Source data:
· · ·
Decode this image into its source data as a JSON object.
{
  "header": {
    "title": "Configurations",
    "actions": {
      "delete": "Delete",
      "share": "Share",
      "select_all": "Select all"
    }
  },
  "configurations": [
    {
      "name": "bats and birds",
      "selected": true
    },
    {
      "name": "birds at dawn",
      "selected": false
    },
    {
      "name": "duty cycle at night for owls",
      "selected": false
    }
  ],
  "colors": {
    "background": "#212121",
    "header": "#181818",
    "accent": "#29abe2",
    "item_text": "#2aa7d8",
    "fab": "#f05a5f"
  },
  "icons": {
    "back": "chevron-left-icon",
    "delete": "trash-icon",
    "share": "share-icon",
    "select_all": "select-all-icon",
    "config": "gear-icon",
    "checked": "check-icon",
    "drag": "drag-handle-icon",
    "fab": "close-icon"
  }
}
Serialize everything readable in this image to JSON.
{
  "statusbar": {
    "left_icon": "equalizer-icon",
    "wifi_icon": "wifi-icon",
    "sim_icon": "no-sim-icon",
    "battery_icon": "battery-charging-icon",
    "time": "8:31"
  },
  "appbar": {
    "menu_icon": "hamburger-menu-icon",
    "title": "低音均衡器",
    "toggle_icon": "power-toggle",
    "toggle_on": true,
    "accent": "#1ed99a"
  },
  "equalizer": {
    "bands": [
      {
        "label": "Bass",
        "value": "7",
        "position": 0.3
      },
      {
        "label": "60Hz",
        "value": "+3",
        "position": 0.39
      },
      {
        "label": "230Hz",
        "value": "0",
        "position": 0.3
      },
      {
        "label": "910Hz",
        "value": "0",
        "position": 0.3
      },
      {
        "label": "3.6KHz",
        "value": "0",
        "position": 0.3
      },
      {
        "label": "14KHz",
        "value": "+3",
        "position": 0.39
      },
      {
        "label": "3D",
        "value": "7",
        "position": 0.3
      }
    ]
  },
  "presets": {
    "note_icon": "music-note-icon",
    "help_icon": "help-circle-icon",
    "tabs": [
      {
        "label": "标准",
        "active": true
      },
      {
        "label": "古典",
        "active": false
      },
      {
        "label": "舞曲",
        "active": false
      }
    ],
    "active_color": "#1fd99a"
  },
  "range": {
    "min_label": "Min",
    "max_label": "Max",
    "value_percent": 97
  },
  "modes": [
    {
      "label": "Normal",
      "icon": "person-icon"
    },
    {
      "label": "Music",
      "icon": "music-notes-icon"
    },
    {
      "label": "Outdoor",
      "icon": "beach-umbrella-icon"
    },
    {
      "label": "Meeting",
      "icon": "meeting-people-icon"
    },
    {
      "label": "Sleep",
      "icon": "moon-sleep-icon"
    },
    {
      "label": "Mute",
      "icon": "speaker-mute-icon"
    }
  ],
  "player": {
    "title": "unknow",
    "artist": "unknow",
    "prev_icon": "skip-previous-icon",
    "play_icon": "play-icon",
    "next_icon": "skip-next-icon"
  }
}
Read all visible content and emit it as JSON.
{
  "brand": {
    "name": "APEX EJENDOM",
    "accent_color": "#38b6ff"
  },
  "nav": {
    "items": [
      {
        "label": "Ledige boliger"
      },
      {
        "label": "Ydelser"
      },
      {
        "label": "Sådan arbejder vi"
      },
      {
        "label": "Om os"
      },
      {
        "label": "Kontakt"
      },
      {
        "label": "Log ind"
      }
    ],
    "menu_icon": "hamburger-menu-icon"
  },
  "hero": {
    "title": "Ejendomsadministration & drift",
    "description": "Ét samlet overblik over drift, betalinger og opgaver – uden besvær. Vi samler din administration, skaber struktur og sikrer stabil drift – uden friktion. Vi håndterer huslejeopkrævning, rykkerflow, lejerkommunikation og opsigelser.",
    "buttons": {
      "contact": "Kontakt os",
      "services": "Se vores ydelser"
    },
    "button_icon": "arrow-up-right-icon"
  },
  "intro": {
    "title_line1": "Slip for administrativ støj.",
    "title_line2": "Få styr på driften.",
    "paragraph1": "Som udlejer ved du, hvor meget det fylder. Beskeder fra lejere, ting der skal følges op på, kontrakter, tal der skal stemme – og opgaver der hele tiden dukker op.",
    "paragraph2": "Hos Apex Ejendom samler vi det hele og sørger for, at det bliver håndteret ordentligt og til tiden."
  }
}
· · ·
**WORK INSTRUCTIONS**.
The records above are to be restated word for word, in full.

**ANSWER TO THIS PROBLEM**.
Decode this image into its source data as a JSON object.
{
  "header": {
    "title": "Configurations",
    "actions": {
      "delete": "Delete",
      "share": "Share",
      "select_all": "Select all"
    }
  },
  "configurations": [
    {
      "name": "bats and birds",
      "selected": true
    },
    {
      "name": "birds at dawn",
      "selected": false
    },
    {
      "name": "duty cycle at night for owls",
      "selected": false
    }
  ],
  "colors": {
    "background": "#212121",
    "header": "#181818",
    "accent": "#29abe2",
    "item_text": "#2aa7d8",
    "fab": "#f05a5f"
  },
  "icons": {
    "back": "chevron-left-icon",
    "delete": "trash-icon",
    "share": "share-icon",
    "select_all": "select-all-icon",
    "config": "gear-icon",
    "checked": "check-icon",
    "drag": "drag-handle-icon",
    "fab": "close-icon"
  }
}
Serialize everything readable in this image to JSON.
{
  "statusbar": {
    "left_icon": "equalizer-icon",
    "wifi_icon": "wifi-icon",
    "sim_icon": "no-sim-icon",
    "battery_icon": "battery-charging-icon",
    "time": "8:31"
  },
  "appbar": {
    "menu_icon": "hamburger-menu-icon",
    "title": "低音均衡器",
    "toggle_icon": "power-toggle",
    "toggle_on": true,
    "accent": "#1ed99a"
  },
  "equalizer": {
    "bands": [
      {
        "label": "Bass",
        "value": "7",
        "position": 0.3
      },
      {
        "label": "60Hz",
        "value": "+3",
        "position": 0.39
      },
      {
        "label": "230Hz",
        "value": "0",
        "position": 0.3
      },
      {
        "label": "910Hz",
        "value": "0",
        "position": 0.3
      },
      {
        "label": "3.6KHz",
        "value": "0",
        "position": 0.3
      },
      {
        "label": "14KHz",
        "value": "+3",
        "position": 0.39
      },
      {
        "label": "3D",
        "value": "7",
        "position": 0.3
      }
    ]
  },
  "presets": {
    "note_icon": "music-note-icon",
    "help_icon": "help-circle-icon",
    "tabs": [
      {
        "label": "标准",
        "active": true
      },
      {
        "label": "古典",
        "active": false
      },
      {
        "label": "舞曲",
        "active": false
      }
    ],
    "active_color": "#1fd99a"
  },
  "range": {
    "min_label": "Min",
    "max_label": "Max",
    "value_percent": 97
  },
  "modes": [
    {
      "label": "Normal",
      "icon": "person-icon"
    },
    {
      "label": "Music",
      "icon": "music-notes-icon"
    },
    {
      "label": "Outdoor",
      "icon": "beach-umbrella-icon"
    },
    {
      "label": "Meeting",
      "icon": "meeting-people-icon"
    },
    {
      "label": "Sleep",
      "icon": "moon-sleep-icon"
    },
    {
      "label": "Mute",
      "icon": "speaker-mute-icon"
    }
  ],
  "player": {
    "title": "unknow",
    "artist": "unknow",
    "prev_icon": "skip-previous-icon",
    "play_icon": "play-icon",
    "next_icon": "skip-next-icon"
  }
}
Read all visible content and emit it as JSON.
{
  "brand": {
    "name": "APEX EJENDOM",
    "accent_color": "#38b6ff"
  },
  "nav": {
    "items": [
      {
        "label": "Ledige boliger"
      },
      {
        "label": "Ydelser"
      },
      {
        "label": "Sådan arbejder vi"
      },
      {
        "label": "Om os"
      },
      {
        "label": "Kontakt"
      },
      {
        "label": "Log ind"
      }
    ],
    "menu_icon": "hamburger-menu-icon"
  },
  "hero": {
    "title": "Ejendomsadministration & drift",
    "description": "Ét samlet overblik over drift, betalinger og opgaver – uden besvær. Vi samler din administration, skaber struktur og sikrer stabil drift – uden friktion. Vi håndterer huslejeopkrævning, rykkerflow, lejerkommunikation og opsigelser.",
    "buttons": {
      "contact": "Kontakt os",
      "services": "Se vores ydelser"
    },
    "button_icon": "arrow-up-right-icon"
  },
  "intro": {
    "title_line1": "Slip for administrativ støj.",
    "title_line2": "Få styr på driften.",
    "paragraph1": "Som udlejer ved du, hvor meget det fylder. Beskeder fra lejere, ting der skal følges op på, kontrakter, tal der skal stemme – og opgaver der hele tiden dukker op.",
    "paragraph2": "Hos Apex Ejendom samler vi det hele og sørger for, at det bliver håndteret ordentligt og til tiden."
  }
}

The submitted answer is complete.